Also note: You will need to run on the Blox CMS for this to work. For part two of this tutorial, click here. For part three, click here.

 

A couple weeks ago I blogged about the command line and a few reasons journalists should learn it. Among the reasons was a timeline tool made available by ProPublica called TimelineSetter, which is shown to the left. Here are two live examples to give you an idea of what the tool looks like.

To create the timeline, you will first need to make a specially-structured CSV file (CSV is a type of spreadsheet file. Excel can export CSV files). Rows in the CSV file will represent particular events on the timeline. Columns will include information on those events, like date, description, photo, etc.

ProPublica has a complete list of available columns here. To give you an idea of what the final product will look like BEFORE you make the timeline, you can download one CSV file we used to make a timeline by clicking here.

After you have your CSV file, you run a simple command and walla! A beautiful timeline will be created. For more information on the command you have to run, check out the TimelineSetter page. (Hint: The command you run is: timeline-setter -c timeline.csv)

By far the most tedious part of all this is tracking down events and articles you want to include in the timeline and making your CSV file. That is why I wrote a simple Python script that will help turn Blox assets into a CSV file you can use with TimelineSetter.

Here’s a walkthrough of how to use it:

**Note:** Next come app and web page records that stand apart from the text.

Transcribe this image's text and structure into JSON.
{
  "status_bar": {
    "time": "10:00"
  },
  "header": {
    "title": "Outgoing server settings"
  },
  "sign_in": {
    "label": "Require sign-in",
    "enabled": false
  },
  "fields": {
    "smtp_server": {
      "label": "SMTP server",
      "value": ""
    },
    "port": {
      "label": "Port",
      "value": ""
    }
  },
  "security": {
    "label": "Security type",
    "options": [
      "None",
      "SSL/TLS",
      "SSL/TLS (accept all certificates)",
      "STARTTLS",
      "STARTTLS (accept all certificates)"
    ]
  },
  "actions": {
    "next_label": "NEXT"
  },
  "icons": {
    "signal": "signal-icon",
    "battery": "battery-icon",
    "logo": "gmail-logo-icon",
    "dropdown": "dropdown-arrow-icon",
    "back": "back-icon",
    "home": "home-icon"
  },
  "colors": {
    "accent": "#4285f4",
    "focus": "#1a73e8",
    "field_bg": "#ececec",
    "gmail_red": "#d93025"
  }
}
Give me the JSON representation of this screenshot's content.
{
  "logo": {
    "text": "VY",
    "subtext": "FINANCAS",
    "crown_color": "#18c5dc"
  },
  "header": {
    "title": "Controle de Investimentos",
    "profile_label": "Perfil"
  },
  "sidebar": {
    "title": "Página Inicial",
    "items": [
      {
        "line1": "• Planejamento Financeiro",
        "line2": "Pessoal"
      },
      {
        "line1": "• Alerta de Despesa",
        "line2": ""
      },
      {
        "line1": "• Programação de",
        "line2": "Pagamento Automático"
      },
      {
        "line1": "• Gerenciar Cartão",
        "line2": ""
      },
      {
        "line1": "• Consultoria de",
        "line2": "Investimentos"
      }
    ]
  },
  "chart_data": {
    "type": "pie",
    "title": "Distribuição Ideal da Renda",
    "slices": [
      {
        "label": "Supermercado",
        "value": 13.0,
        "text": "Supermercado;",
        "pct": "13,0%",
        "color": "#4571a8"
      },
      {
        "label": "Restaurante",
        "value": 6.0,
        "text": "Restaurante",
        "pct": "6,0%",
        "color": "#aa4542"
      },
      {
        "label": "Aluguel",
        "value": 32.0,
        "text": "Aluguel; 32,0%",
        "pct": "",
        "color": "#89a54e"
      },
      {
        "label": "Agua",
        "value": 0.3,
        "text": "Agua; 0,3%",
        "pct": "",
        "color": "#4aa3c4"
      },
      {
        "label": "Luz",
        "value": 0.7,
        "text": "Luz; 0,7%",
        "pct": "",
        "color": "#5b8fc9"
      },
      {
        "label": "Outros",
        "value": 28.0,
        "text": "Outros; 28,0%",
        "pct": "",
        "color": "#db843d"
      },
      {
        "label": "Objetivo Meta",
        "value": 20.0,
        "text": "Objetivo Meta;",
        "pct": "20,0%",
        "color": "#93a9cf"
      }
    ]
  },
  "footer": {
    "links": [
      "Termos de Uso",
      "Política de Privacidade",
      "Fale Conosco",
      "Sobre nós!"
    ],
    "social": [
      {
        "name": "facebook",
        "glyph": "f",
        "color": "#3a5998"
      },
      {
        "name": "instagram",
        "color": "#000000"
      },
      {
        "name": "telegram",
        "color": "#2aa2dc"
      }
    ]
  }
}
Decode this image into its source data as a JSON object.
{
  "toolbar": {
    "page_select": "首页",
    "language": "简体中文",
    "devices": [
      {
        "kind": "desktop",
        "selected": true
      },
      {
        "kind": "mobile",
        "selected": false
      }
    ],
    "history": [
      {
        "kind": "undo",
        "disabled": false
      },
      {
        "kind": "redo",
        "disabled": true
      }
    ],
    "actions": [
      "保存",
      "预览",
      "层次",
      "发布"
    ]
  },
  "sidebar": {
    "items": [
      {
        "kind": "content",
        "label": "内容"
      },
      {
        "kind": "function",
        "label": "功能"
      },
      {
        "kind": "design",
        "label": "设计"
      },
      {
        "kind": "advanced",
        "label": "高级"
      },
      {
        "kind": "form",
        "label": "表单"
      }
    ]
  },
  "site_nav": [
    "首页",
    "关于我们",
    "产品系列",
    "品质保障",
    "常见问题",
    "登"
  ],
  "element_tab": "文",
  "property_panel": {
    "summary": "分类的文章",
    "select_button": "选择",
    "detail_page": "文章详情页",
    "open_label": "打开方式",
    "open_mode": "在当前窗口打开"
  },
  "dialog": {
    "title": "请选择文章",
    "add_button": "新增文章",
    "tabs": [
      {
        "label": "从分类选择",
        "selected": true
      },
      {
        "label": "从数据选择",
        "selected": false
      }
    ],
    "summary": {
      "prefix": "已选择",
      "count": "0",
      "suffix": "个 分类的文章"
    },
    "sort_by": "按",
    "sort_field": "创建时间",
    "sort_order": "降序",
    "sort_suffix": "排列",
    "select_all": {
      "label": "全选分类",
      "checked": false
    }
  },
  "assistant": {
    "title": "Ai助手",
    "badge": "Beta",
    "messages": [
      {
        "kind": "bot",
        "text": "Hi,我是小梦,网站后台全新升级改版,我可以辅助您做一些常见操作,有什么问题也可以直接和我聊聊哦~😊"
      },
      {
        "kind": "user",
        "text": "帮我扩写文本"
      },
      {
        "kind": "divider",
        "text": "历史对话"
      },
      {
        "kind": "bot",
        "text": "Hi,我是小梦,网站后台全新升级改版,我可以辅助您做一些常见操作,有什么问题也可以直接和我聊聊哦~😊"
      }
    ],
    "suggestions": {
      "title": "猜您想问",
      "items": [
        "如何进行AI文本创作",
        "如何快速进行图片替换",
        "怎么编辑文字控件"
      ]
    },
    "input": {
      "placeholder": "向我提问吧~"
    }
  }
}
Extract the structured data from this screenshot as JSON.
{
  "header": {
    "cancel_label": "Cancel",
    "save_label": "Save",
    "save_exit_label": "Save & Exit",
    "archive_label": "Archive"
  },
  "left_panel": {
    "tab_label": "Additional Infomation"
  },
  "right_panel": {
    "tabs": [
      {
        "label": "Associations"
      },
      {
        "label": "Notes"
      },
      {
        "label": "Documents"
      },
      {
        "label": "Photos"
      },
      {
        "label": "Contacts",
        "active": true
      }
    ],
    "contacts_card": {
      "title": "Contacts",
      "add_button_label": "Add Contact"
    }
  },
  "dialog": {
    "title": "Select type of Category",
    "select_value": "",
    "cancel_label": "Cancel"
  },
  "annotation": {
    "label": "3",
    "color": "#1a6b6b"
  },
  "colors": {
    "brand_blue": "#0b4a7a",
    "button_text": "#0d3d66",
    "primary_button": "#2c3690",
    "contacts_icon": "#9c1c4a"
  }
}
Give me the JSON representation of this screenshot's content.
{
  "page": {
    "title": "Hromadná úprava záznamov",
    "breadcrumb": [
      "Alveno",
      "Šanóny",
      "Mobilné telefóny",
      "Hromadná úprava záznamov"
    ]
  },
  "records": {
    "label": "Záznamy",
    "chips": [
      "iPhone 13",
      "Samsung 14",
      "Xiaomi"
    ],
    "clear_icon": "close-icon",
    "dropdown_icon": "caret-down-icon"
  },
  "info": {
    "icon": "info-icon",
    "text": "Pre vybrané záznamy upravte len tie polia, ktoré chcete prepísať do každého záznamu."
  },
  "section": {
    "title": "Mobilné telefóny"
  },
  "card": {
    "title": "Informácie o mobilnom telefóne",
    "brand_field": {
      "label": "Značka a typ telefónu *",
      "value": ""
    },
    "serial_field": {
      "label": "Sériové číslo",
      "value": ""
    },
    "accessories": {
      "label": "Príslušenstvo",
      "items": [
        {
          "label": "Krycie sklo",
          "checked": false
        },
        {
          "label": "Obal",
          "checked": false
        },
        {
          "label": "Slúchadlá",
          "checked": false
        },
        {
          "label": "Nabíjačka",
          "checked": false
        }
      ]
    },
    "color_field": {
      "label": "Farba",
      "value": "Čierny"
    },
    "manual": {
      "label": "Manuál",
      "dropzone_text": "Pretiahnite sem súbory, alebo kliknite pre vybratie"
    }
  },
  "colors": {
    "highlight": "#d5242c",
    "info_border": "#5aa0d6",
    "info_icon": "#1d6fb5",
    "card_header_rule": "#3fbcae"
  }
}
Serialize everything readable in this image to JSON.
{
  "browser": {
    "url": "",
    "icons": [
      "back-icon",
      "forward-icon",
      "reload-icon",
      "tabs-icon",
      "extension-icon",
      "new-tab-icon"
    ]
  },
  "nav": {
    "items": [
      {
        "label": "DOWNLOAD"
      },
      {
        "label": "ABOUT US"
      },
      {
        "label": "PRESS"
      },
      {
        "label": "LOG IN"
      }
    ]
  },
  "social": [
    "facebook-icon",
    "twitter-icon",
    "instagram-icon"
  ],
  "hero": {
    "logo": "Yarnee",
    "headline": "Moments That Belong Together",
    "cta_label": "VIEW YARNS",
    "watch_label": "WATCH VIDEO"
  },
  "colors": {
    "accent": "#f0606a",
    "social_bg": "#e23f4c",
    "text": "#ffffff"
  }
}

1. The first thing you need to do is go to this GitHub page and follow the instructions in the ReadMe file. After that you will have a page set up will all of the events you want to include in the timeline. Here’s an example of what that page should look like.

2. Download the Python script (Timeline.py). What this script will actually be doing is scraping the web page we just created. And by that I mean it will be going to that page and pulling out all the information we need to create our timeline. So it will be grabbing photos, headlines, dates, etc. It will then create a CSV file with all that information. We can then use that CSV file with TimelineSetter.

3. The script uses a Python library called Beautiful Soup. If you don’t have that downloaded already, click here. It takes only a few seconds to install.

4. In the Timeline.py file on line 16 is a spot for the URL of the page we want to scrape. Make sure you change that to whatever URL you created.

5. Run the command python timeline.py from your command line in the same directory as the Python script you downloaded. This will output a CSV file.

6. You will need to download TimelineSetter, which is also really easy to do. Just run this command: gem install timeline_setter. For more information, click here.

7. Now navigate to the folder with the CSV file and run this command: timeline-setter -c timeline.csv. (Or whatever your CSV file is called).

8. You should end up with a directory of javascript files, a CSS file and a Timeline.html file. This is your timeline. Now put in on your server and embed it using an HTML asset in Blox (or whatever you want to do with it).

9. Do the happy dance (Mandatory step)

This will get you pushing out timelines in no time. On my next blog, I will be going through that Python script (Timeline.py) and what it actually does to create the CSV file.

Written by csessig

March 2, 2012 at 9:59 am